* [Problem] Go through the entries below. Copy each line in which "your" appears.

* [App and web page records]

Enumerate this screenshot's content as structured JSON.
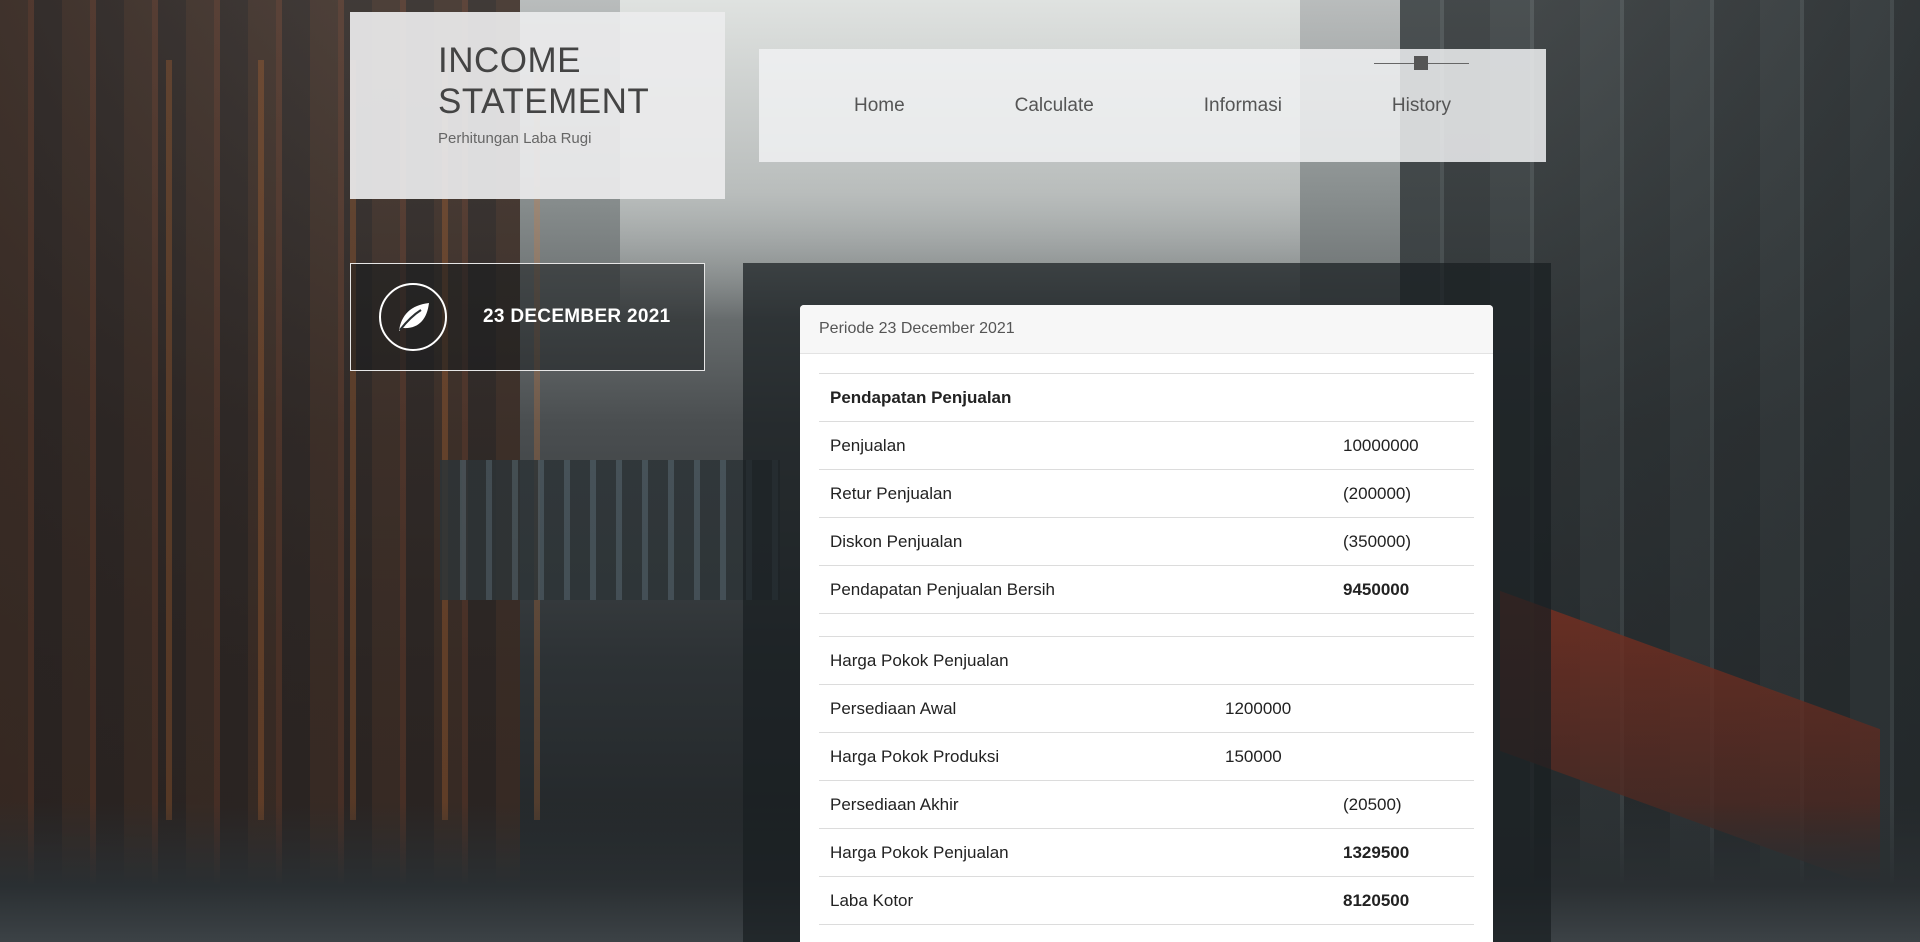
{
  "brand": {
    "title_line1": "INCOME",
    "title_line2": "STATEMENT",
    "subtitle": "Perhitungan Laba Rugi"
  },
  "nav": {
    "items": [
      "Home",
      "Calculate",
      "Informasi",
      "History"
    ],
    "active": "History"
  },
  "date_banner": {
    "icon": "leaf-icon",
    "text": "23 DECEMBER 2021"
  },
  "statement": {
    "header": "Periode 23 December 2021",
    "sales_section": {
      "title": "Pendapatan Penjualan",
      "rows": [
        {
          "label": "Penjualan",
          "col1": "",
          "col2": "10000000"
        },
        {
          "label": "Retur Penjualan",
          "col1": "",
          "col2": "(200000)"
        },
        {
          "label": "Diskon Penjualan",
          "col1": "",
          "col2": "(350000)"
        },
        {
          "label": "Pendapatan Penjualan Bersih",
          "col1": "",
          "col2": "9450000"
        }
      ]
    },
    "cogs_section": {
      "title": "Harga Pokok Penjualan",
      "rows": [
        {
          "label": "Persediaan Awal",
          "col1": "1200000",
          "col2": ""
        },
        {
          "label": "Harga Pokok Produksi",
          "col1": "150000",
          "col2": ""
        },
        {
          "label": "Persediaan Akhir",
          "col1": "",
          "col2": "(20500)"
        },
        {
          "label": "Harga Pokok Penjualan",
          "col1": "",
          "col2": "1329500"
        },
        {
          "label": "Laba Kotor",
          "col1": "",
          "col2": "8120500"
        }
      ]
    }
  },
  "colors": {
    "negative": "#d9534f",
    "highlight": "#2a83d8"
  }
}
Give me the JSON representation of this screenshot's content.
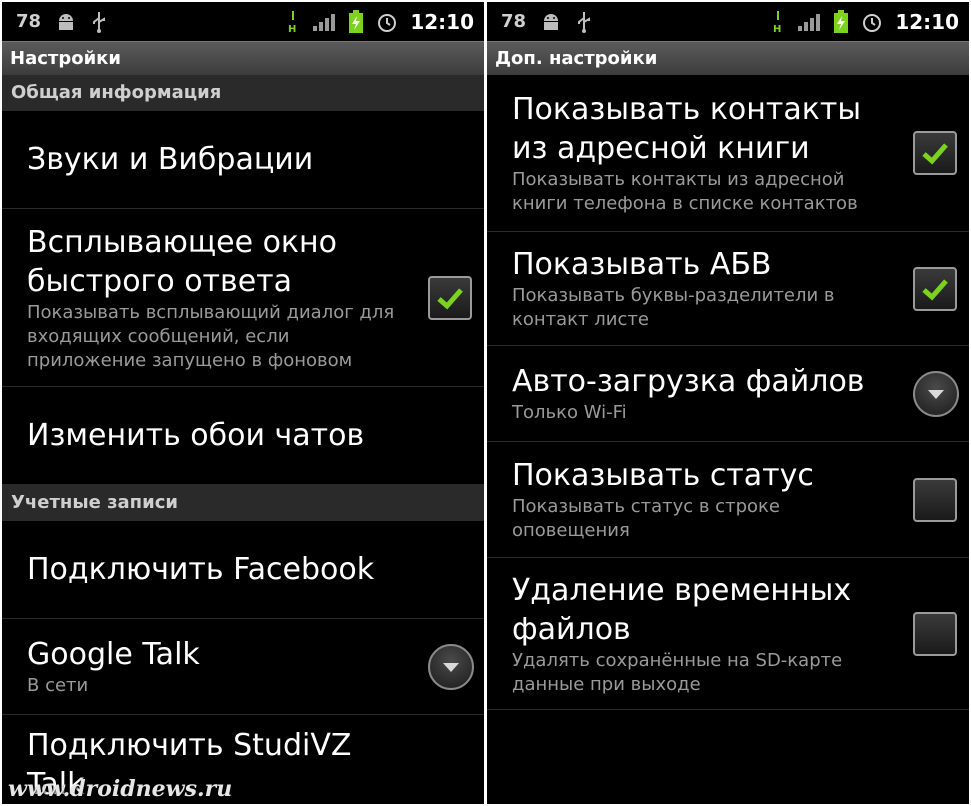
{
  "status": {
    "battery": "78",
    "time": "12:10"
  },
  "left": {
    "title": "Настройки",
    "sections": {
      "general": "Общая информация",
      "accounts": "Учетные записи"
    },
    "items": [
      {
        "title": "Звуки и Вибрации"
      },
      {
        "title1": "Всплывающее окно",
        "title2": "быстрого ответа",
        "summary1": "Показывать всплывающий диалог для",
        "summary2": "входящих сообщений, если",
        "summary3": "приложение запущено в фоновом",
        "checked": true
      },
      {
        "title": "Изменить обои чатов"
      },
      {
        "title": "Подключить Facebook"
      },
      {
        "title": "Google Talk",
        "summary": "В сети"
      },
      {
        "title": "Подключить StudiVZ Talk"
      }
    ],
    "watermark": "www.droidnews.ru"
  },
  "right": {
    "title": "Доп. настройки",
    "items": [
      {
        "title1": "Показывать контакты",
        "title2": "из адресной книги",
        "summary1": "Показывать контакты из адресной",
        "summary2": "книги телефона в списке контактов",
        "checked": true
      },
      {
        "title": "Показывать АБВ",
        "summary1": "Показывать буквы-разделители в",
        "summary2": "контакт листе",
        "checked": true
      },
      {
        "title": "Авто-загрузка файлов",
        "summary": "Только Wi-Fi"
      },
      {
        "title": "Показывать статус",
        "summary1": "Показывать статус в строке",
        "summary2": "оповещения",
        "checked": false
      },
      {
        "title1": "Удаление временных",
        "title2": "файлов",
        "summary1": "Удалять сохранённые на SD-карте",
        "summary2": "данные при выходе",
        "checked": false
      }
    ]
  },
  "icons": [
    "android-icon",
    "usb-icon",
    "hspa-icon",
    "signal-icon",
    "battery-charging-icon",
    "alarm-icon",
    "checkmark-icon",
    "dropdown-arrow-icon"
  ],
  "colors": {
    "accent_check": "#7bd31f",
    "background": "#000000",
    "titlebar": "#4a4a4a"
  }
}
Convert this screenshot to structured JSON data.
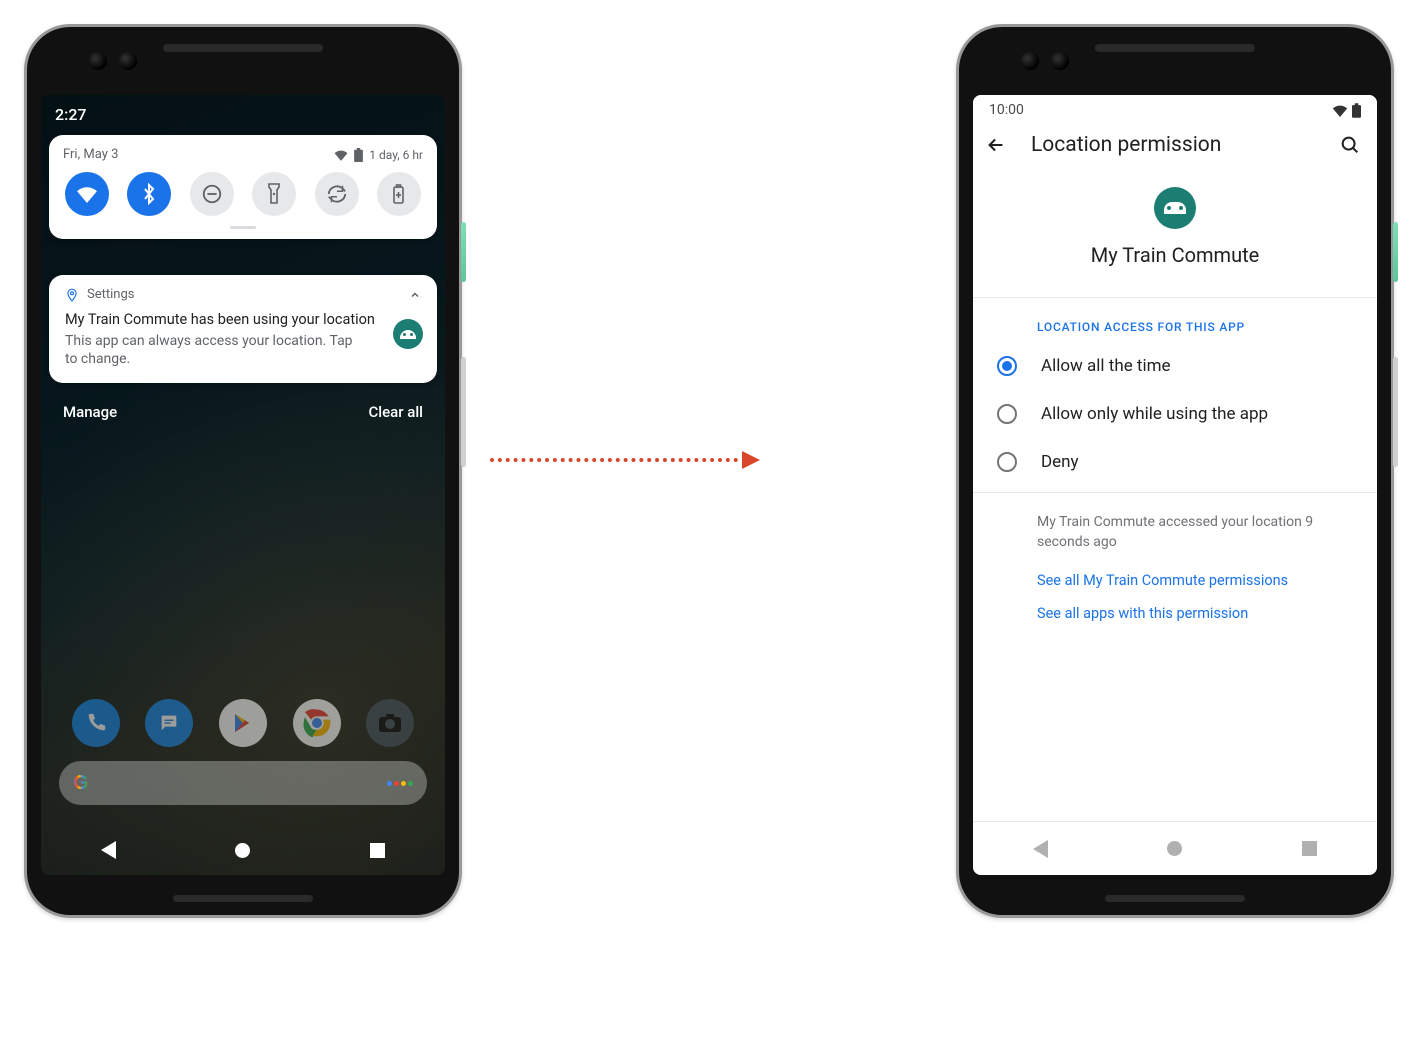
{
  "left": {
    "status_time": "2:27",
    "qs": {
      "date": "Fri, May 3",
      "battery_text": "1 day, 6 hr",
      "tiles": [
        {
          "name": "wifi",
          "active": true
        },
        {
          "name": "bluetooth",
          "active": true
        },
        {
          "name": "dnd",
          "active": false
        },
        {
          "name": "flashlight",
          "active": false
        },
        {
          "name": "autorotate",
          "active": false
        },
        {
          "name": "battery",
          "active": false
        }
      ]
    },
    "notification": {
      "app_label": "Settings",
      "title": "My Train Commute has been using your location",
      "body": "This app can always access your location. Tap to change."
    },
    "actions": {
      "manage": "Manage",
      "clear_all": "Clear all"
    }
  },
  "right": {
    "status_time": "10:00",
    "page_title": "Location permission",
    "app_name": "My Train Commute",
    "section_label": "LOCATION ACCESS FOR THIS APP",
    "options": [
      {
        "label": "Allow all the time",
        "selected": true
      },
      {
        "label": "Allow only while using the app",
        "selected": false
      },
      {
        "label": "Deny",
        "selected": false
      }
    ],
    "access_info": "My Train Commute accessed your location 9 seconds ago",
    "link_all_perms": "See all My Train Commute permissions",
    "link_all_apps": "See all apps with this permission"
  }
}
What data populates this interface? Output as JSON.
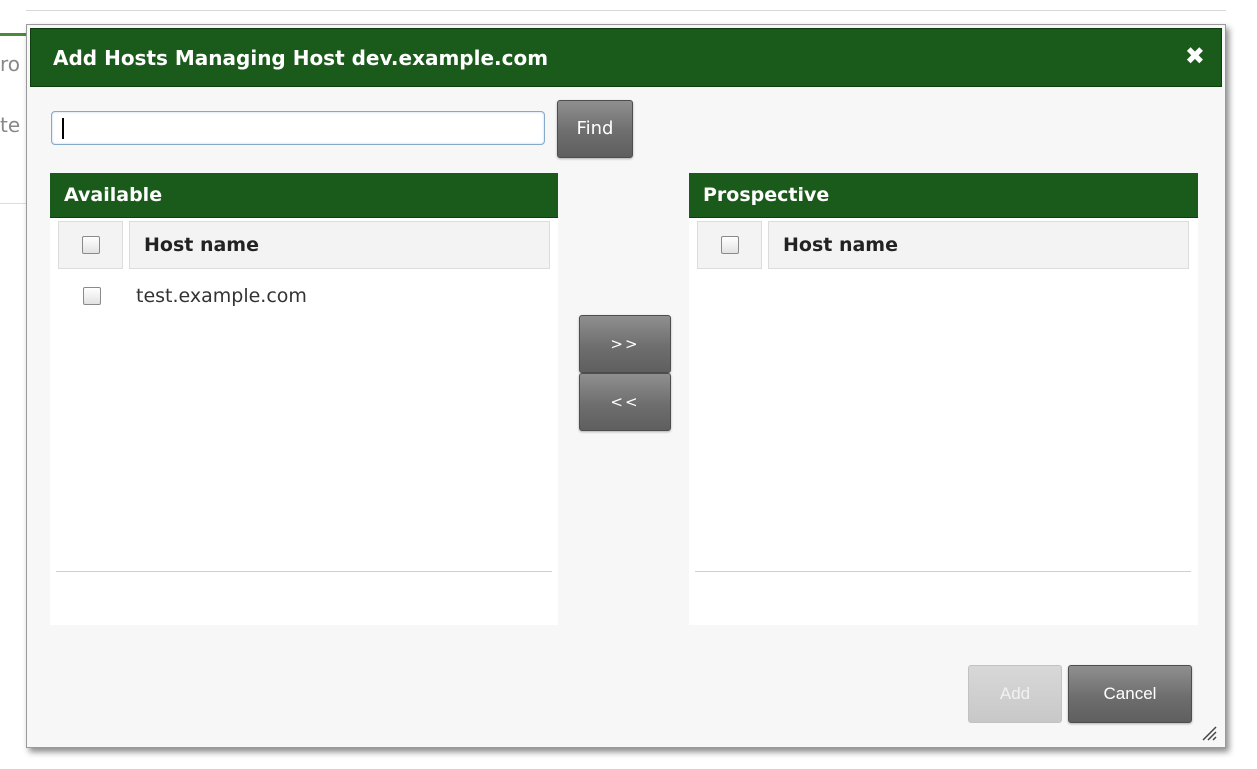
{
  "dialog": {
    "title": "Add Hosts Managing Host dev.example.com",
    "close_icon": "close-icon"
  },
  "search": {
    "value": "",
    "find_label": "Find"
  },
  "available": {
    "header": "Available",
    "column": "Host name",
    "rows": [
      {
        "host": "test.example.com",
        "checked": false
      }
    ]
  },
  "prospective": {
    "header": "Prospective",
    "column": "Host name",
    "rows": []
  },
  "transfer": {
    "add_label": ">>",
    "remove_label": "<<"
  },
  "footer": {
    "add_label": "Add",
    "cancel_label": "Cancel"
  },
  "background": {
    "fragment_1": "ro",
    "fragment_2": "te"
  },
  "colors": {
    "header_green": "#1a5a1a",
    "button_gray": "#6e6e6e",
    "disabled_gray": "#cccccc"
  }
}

* [Response for this exercise]
      "title": "My Train Commute has been using your location",
      "body": "This app can always access your location. Tap to change."
    "access_info": "My Train Commute accessed your location 9 seconds ago",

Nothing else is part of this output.